So much to do, so little time…
So much to do, so little time… Played on a loop over and over again in his head.
7 a.m. His alarm rang. And raaaaaaang. And raaaaaaaaang. But like a parent accustomed to screaming children, the shrieks and sounds were muted.
Paul finally got out of bed at 10 a.m. and made a decision. He waited impatiently for his family to get home that evening and revealed that they were all going to take a vacation. It had been two years since they had done anything remotely close to being considered a vacation, so his wife was hesitant to believe him. She understood how much his work required of him at this time, and although it had taken a toll on their family life, she was somehow managing to stay above water. His son jumped up and down and went upstairs to pack his bags.
The drive to the airport was torturous. Traffic was tortoise-like. It felt like they were swimming against a strong current.
With boarding pass in hand, luggage stored safely in the overhead compartment, Paul was starting to feel his lungs expand for the first time in months.
They arrived at the hotel and settled in. His son insisted on putting on his swimming trunks and going down to the beach, and since it was still before noon, Paul agreed.
They played and they laughed. They dove and they swam. The pressure of the days before were slowly dissipating.

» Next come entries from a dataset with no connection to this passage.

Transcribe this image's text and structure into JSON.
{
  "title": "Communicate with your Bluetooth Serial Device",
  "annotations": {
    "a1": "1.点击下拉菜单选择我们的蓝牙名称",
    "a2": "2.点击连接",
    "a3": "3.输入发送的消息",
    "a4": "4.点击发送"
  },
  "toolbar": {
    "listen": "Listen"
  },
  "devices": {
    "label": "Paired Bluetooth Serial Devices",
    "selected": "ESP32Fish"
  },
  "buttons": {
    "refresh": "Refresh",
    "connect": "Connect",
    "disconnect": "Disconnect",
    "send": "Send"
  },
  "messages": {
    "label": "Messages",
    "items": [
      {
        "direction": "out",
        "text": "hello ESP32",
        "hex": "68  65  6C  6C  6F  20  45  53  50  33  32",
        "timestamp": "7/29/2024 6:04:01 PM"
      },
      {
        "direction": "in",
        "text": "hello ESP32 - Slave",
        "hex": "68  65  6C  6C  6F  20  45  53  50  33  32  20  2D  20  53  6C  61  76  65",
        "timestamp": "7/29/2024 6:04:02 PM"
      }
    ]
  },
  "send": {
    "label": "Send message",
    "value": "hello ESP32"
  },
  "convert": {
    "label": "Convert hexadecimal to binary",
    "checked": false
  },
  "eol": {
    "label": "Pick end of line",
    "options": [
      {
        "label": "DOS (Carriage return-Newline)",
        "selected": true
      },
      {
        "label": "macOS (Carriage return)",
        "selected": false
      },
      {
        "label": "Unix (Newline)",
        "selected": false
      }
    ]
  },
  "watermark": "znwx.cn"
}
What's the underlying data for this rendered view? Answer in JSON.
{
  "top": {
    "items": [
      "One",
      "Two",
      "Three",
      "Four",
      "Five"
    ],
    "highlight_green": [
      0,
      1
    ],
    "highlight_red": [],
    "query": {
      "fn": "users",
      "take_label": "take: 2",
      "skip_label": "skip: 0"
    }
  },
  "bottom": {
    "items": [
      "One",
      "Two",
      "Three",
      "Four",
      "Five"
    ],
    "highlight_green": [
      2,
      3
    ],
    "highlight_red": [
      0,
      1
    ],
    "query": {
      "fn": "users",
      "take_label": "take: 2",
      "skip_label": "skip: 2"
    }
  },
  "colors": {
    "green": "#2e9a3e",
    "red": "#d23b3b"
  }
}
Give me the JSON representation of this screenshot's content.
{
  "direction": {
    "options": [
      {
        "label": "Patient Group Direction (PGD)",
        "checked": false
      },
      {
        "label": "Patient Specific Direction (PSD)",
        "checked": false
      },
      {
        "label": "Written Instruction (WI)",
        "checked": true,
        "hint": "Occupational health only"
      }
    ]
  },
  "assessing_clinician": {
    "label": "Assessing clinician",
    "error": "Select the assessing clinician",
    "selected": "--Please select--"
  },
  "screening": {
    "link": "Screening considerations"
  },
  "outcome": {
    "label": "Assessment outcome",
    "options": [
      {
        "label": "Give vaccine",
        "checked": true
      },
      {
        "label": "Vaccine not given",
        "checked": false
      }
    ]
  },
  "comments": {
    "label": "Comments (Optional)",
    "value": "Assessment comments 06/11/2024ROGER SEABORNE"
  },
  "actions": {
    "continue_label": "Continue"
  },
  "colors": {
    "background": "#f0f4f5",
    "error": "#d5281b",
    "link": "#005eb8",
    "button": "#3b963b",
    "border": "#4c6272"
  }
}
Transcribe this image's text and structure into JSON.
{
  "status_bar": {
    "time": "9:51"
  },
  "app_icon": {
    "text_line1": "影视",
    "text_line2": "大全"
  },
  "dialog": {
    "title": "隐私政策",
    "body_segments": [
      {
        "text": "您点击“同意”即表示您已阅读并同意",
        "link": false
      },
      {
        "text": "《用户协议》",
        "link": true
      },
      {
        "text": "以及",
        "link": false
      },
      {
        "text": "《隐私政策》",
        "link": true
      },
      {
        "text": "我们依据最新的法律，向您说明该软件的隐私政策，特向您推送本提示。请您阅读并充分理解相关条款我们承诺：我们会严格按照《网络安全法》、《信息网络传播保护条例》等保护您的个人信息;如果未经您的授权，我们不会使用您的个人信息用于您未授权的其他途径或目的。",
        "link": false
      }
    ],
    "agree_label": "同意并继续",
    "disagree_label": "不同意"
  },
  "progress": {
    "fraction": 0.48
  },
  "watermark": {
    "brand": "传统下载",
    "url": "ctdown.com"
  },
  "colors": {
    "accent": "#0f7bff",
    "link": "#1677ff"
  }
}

Paul could see that his son had something on the tip of his tongue that he wanted to say, so Paul asked, “is something on your mind son?”
“Yes daddy, why do adults stress so much?”“Because they never have enough time.”“Enough time for what, dad?”“To do more stuff.”“Then maybe they should do less,”said the young boy.
So they did.
Note: featured image by Josue Mejia